Jane Woods Hodge, eventually to be recognized as “Janie” Hodge, graduated from Shortridge High School in 1951 and went on to earn her undergraduate degree from Indiana University in Music and then earned a Master’s degree from Butler University in 1958.
Janie taught music in Indianapolis Public Schools and for two years in North Bergen, New Jersey. In 1962 she moved to Milwaukee where she was “Miss Romper Room” on the CBS affiliate every morning. She was also involved with Milwaukee schools as a music supervisor and on-air teacher. A year later, 1963, Janie headed to Indianapolis.
She was a summer replacement for June Ford working a daily magazine program with Stan Wood. In August that year she began the “Popeye and Janie” show on WTTV, Channel 4. The Monday-Friday show aired from 4:30-6 and went until 1972. It featured cartoons, guests, and features from various locations such as the Zoo, Children’s Museum, Circus and strong connections with the Indianapolis Symphony Orchestra. It was with ISO Janie helped establish “LolliPop” concerts providing knowledge about music for children. The show moved to mornings, 7-9 a.m., in 1972 and ran until 1986.
In 1986, Janie returned to teaching music in Indianapolis Public Schools wrapping up her teaching career in 1998. During that time she was recognized as the “Teacher of the Year”, earned the “ABCD” award (Above and Beyond Call of Duty) for taking students to the library and getting them library cards and materials which was a first for many of these students.
Janie could also be seen downtown Indy and at nursing homes with her school choir performing along with her folk dance group performing every spring at the Convention Center. She wrapped up her on-air and teaching career in 1998 leaving behind students and parents who followed her work and guidance.
Howard Kellman majored in radio and television at Brooklyn College receiving his B.A. degree with Cum Laude honors in 1975. During those undergraduate years Howard was the radio and television voice of St. John’s basketball from 1973-75.

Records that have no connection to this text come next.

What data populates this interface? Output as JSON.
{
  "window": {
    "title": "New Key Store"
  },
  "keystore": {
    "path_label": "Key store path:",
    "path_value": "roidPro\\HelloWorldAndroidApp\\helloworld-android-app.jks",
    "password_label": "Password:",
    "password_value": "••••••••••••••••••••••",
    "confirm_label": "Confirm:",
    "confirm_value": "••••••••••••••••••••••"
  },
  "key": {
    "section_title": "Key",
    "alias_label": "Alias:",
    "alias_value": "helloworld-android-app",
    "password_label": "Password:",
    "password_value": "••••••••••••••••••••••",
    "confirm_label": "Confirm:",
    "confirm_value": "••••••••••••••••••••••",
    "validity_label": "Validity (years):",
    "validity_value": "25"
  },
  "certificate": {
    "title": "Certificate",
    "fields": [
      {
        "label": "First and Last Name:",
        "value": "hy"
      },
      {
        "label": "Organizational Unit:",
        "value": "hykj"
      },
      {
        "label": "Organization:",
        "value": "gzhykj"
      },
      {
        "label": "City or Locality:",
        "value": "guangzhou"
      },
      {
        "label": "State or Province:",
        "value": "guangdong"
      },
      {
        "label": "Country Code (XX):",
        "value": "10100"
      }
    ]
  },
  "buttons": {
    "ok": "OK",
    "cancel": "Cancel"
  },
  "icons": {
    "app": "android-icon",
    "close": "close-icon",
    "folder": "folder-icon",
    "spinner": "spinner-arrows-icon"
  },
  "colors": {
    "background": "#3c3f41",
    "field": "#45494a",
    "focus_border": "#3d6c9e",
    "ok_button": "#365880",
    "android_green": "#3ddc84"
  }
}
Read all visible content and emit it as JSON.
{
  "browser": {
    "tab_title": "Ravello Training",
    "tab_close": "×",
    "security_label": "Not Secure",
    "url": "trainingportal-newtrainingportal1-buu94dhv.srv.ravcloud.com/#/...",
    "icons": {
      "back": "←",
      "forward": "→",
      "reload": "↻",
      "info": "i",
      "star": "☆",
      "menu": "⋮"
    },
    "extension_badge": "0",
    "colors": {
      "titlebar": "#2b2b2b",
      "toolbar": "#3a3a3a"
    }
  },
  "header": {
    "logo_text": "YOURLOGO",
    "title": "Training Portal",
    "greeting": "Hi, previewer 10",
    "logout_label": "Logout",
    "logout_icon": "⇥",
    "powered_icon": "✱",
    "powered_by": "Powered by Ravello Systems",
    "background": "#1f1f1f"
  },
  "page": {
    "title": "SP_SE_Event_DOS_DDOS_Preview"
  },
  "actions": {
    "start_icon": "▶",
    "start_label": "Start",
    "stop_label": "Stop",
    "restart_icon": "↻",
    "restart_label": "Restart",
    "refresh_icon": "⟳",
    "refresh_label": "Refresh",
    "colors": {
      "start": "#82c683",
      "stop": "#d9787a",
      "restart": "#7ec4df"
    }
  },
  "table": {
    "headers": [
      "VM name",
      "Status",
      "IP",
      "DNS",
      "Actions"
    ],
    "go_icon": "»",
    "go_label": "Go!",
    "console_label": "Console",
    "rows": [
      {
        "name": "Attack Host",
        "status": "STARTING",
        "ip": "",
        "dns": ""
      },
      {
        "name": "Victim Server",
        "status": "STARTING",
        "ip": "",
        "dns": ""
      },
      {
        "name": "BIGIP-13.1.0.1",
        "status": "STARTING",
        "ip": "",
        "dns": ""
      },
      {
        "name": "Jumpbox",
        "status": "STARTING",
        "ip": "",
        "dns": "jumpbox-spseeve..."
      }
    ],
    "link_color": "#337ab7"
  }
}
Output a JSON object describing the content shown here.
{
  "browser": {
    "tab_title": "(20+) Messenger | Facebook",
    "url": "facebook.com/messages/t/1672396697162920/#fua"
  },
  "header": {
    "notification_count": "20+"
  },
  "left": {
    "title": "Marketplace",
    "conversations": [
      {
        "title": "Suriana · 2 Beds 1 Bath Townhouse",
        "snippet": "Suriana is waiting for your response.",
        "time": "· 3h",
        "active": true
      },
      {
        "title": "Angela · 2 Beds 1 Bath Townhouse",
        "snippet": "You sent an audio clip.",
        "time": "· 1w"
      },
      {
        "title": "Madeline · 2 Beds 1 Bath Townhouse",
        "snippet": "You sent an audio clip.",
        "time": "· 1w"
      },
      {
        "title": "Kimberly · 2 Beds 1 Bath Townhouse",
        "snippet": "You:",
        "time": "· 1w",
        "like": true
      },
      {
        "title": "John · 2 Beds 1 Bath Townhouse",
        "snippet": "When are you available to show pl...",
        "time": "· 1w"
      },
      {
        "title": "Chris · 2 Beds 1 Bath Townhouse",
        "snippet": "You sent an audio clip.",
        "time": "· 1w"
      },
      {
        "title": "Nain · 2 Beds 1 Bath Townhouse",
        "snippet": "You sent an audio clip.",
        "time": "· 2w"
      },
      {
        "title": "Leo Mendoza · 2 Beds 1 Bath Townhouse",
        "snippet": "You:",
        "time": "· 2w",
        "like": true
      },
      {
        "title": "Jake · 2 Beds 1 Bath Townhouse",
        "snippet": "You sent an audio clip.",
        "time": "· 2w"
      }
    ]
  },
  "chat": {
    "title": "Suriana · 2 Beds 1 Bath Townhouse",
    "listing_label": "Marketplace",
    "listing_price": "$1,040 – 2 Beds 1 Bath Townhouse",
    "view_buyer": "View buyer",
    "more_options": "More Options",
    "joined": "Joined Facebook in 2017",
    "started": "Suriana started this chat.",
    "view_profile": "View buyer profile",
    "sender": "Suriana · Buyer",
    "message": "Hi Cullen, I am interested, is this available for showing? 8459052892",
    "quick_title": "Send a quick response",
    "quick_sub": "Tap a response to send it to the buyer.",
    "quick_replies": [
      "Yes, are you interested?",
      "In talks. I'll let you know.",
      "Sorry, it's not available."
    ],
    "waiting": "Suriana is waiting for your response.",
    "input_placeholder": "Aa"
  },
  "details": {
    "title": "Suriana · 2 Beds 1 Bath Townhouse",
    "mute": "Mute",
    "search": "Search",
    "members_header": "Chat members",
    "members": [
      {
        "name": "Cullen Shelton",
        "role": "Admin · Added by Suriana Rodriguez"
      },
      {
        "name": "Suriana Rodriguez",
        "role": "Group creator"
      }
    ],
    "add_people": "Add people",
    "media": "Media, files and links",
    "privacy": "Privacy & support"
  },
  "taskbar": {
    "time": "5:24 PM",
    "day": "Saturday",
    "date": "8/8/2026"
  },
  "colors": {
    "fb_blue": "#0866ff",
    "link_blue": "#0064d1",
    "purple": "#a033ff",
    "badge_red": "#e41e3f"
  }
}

For baseball fans in Indianapolis, Kellman celebrated his 40th year as the play-by-play announcer of the Indianapolis Indians in 2015. When not in the booth with the Indians, Howard also did 25 years of play-by-play at WHMB-TV covering the High School football and basketball games of the week which he continues in 2015.
While juggling the Indians and high school on-air jobs, Howard was Sports Director at WNDE in 1981, hosted radio shows on WXLW and WNDE called “Great Baseball Memories”. These programs were a series of vignettes Kellman put together with his baseball background. He also hosted a TV show “Inside the Indians” focusing on the Tribe.
There were times when he filled-in and did play-by-play for the Chicago White Sox, New York Mets and Cleveland Cavaliers and was a sideline reporter for Yale Football in 2012 on the YES television network.
The voice of Howard Kellman continues to provide the play-by-play for the Indianapolis Indians.
Radio Preservation Task Force Seeks Recordings
The Library of Congress Radio Preservation Task Force is looking for archives of historic recordings, particularly of local stations (that could mean a well-catalogued set of processed digitized files, or it could mean a room full of tapes that no one has looked at for a long time). Their goal is to get anyone in charge of such a collection to fill out a short one-page form describing it, in the hopes they get a global sense of what is out there and create a network of similar archives, radio stations, associations and libraries.
If you know of such material contact Neil Verma ([email protected]).
For more information on the project, click here.